Exercise details:
Please copy out the entries exactly, skipping any pictures.

☆ ☆ ☆ ☆ ☆ ☆ ☆

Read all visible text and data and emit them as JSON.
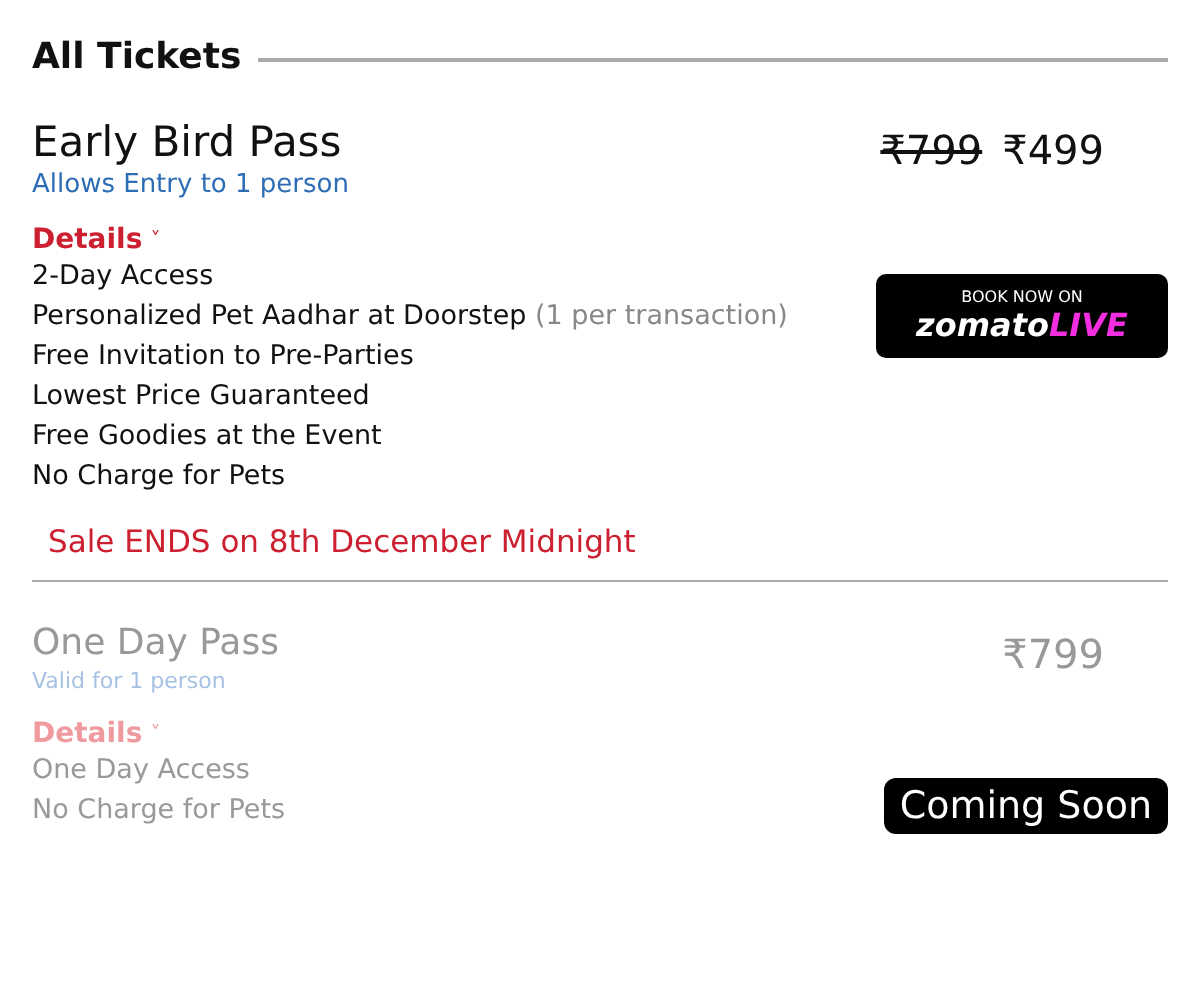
{
  "heading": "All Tickets",
  "tickets": [
    {
      "name": "Early Bird Pass",
      "subtitle": "Allows Entry to 1 person",
      "original_price": "₹799",
      "price": "₹499",
      "details_label": "Details",
      "details_icon": "˅",
      "disabled": false,
      "features": [
        {
          "text": "2-Day Access"
        },
        {
          "text": "Personalized Pet Aadhar at Doorstep",
          "note": "(1 per transaction)"
        },
        {
          "text": "Free Invitation to Pre-Parties"
        },
        {
          "text": "Lowest Price Guaranteed"
        },
        {
          "text": "Free Goodies at the Event"
        },
        {
          "text": "No Charge for Pets"
        }
      ],
      "action": {
        "kind": "partner",
        "caption": "BOOK NOW ON",
        "brand": "zomato",
        "brand_accent": "LIVE"
      },
      "notice": "Sale ENDS on 8th December Midnight"
    },
    {
      "name": "One Day Pass",
      "subtitle": "Valid for 1 person",
      "price": "₹799",
      "details_label": "Details",
      "details_icon": "˅",
      "disabled": true,
      "features": [
        {
          "text": "One Day Access"
        },
        {
          "text": "No Charge for Pets"
        }
      ],
      "action": {
        "kind": "label",
        "text": "Coming Soon"
      }
    }
  ]
}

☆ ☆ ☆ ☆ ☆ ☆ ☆

Exercise output:
Read all visible text and data and emit them as JSON.
{
  "heading": "All Tickets",
  "tickets": [
    {
      "name": "Early Bird Pass",
      "subtitle": "Allows Entry to 1 person",
      "original_price": "₹799",
      "price": "₹499",
      "details_label": "Details",
      "details_icon": "˅",
      "disabled": false,
      "features": [
        {
          "text": "2-Day Access"
        },
        {
          "text": "Personalized Pet Aadhar at Doorstep",
          "note": "(1 per transaction)"
        },
        {
          "text": "Free Invitation to Pre-Parties"
        },
        {
          "text": "Lowest Price Guaranteed"
        },
        {
          "text": "Free Goodies at the Event"
        },
        {
          "text": "No Charge for Pets"
        }
      ],
      "action": {
        "kind": "partner",
        "caption": "BOOK NOW ON",
        "brand": "zomato",
        "brand_accent": "LIVE"
      },
      "notice": "Sale ENDS on 8th December Midnight"
    },
    {
      "name": "One Day Pass",
      "subtitle": "Valid for 1 person",
      "price": "₹799",
      "details_label": "Details",
      "details_icon": "˅",
      "disabled": true,
      "features": [
        {
          "text": "One Day Access"
        },
        {
          "text": "No Charge for Pets"
        }
      ],
      "action": {
        "kind": "label",
        "text": "Coming Soon"
      }
    }
  ]
}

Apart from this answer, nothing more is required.